---------- Source information

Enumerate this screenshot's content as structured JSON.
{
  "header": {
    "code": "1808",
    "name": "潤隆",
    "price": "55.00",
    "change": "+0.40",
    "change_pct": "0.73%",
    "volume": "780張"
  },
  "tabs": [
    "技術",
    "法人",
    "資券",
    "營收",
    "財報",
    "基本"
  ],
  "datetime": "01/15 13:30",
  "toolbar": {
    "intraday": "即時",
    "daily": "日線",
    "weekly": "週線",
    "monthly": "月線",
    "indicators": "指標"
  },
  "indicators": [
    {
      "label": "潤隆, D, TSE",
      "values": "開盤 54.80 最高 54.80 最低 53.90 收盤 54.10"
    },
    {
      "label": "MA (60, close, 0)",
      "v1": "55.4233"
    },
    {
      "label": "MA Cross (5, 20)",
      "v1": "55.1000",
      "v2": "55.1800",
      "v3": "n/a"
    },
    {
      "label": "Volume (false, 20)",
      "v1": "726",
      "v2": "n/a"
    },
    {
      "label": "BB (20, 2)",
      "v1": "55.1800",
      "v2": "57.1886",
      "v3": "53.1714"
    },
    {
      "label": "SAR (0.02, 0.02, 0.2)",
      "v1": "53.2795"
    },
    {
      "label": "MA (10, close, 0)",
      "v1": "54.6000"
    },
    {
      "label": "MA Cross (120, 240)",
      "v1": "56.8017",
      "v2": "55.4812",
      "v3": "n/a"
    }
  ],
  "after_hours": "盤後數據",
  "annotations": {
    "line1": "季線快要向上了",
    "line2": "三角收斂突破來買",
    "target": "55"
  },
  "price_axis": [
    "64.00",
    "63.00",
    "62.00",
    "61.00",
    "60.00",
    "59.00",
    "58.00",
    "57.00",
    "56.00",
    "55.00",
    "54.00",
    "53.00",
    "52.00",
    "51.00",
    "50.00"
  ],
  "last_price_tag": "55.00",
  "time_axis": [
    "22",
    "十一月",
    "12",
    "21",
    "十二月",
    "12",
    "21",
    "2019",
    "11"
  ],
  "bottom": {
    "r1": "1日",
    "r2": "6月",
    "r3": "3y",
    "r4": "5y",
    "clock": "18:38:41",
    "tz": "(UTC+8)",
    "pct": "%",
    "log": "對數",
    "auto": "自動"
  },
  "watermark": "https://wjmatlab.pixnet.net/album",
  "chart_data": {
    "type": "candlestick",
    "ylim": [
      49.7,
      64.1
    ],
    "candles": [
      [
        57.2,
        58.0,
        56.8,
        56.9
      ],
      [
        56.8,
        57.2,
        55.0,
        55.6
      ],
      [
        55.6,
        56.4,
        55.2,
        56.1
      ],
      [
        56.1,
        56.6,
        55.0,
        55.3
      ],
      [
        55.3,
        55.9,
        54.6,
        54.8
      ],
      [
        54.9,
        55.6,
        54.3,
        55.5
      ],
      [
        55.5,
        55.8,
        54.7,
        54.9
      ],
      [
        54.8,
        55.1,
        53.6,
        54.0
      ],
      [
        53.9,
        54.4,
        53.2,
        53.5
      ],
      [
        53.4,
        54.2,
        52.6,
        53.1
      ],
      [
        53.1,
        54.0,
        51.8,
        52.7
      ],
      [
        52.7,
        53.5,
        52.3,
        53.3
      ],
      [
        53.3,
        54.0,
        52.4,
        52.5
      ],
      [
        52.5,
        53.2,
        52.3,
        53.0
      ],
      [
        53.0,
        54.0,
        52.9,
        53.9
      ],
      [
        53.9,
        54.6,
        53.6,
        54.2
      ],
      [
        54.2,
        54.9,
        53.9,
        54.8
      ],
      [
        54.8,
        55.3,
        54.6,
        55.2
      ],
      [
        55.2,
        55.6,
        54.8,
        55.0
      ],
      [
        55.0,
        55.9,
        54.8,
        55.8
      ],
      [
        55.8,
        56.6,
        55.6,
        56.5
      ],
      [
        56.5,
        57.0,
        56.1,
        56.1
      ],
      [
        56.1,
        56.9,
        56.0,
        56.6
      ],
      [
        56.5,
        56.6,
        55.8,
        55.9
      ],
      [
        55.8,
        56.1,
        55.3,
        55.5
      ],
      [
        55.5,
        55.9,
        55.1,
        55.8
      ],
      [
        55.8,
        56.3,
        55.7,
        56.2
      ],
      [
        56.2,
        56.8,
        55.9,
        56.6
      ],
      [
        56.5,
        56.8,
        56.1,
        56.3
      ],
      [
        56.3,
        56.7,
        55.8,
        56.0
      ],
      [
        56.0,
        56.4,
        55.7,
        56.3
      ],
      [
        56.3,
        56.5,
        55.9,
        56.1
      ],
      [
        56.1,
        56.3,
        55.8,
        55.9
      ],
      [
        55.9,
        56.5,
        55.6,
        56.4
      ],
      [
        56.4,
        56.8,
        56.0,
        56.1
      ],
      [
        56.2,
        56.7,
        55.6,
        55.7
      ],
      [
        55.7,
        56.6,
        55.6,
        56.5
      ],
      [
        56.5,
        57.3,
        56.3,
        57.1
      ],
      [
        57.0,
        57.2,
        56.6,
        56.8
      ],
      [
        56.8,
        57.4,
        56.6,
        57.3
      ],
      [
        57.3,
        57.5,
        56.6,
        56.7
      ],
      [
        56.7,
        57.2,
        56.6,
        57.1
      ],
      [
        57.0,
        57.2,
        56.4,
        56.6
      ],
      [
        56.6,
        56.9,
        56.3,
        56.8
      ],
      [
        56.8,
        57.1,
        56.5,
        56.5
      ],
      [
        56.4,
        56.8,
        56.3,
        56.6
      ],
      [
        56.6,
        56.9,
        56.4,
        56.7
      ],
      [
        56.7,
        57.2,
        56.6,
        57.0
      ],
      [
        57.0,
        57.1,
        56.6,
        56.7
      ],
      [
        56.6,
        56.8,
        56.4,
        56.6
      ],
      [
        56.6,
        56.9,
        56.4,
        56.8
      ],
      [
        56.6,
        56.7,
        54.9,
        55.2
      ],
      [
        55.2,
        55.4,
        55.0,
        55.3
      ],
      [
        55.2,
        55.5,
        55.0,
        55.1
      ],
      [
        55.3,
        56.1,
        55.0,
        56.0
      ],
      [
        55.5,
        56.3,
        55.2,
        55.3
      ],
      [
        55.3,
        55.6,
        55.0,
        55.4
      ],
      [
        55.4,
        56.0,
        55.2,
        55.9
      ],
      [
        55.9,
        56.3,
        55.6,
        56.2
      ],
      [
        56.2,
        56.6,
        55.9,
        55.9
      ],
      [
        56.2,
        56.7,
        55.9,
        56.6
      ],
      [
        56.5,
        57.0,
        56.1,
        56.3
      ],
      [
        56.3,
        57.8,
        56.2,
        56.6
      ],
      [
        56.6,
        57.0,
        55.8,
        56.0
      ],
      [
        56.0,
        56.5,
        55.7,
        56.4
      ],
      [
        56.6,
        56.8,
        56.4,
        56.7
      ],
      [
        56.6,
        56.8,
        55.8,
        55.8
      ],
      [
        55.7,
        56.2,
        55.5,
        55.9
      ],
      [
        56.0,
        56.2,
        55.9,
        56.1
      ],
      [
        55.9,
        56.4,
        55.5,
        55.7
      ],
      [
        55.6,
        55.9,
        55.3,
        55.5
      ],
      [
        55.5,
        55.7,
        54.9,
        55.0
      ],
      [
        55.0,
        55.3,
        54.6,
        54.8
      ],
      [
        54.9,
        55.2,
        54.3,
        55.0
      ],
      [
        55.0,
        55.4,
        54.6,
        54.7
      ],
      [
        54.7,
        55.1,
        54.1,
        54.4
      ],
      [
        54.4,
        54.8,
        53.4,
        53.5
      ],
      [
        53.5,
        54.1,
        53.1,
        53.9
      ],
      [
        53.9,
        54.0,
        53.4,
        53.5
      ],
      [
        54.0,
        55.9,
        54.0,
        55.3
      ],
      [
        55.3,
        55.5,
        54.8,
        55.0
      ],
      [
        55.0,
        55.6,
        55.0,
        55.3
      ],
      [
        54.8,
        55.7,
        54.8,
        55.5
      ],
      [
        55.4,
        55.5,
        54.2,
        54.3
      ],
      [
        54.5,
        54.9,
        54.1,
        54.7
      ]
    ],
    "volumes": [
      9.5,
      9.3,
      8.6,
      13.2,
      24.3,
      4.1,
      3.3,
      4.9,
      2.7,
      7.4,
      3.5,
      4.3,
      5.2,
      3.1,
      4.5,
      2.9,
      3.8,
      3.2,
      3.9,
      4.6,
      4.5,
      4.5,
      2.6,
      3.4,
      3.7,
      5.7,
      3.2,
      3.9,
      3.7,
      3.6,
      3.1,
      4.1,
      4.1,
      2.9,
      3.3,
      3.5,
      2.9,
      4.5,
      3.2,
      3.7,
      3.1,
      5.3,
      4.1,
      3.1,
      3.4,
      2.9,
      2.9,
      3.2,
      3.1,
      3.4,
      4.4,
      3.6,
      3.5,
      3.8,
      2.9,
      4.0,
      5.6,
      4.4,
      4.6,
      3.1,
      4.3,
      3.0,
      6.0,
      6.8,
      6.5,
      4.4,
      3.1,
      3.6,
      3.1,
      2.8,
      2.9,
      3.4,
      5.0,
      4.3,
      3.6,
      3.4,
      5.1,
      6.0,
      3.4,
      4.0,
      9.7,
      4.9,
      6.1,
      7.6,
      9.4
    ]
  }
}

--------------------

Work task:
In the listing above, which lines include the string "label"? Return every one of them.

Result of this exercise:
      "label": "潤隆, D, TSE",
      "label": "MA (60, close, 0)",
      "label": "MA Cross (5, 20)",
      "label": "Volume (false, 20)",
      "label": "BB (20, 2)",
      "label": "SAR (0.02, 0.02, 0.2)",
      "label": "MA (10, close, 0)",
      "label": "MA Cross (120, 240)",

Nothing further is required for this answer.